The Ducks’ top line winger Corey Perry might have been one of them. While the new NHL realignment no longer sees the Ducks and Stars as division rivals, plenty of games in previous seasons have brought enough bad blood between the two to raise the question, “How is this going to work, exactly?”
In many of those games, Perry and Robidas have had anything but friendly chemistry. In fact, when Perry was interviewed about the acquisition this past week, the work “hate” was even used. However, the two players are more importantly professionals in the same sport with the same goal — to win the Stanley Cup.
And a like-minded endgame means Perry and Robidas probably have a bit more in common than they do differences, all of this proven on Thursday morning with the ultimate cease-fire in hockey: a handshake.
Robidas, who played 704 out of 871 career games with the Stars, had four goals and one assist in Dallas before suffering a broken tibia and fibula during a game against the Chicago Blackhawks less than two months into the current season. Last week gave news that Robidas was looking to return, as No. 19 for the Ducks in the middle of March. His recovery comes at no better time for Anaheim, a team currently looking to finish strong, perhaps even as the top team in the NHL before the playoffs in April.
Regardless of where Anaheim will finish in the standings, Robidas’ true value will come to light once those final games in the race for the Cup begin. He not only brings a much-needed right-handed shot to the Ducks’ lineup, but also the intangible of grit.
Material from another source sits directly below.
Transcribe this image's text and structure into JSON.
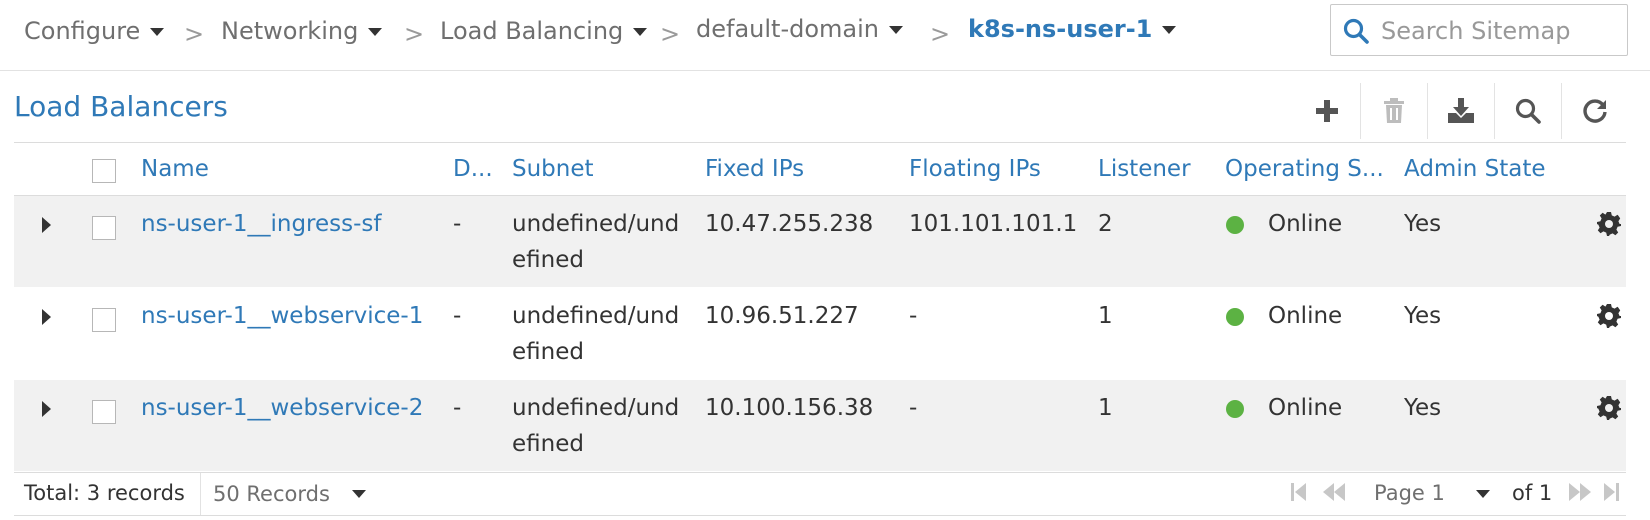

In addition to suffering from his current injuries, he has weathered a broken nose, broken jaw and numerous hits — most likely all initiated by him.
Such stamina from Robidas has him bringing a tough game to whichever line he is asked to play with, a factor Anaheim sorely lacked during last season’s playoffs.
While Robidas will forever be the guy you don’t want to run into on the ice — Perry is probably the first person to tell you that — what better way for the Ducks to rid themselves of such a factor than to bring him along for the ride?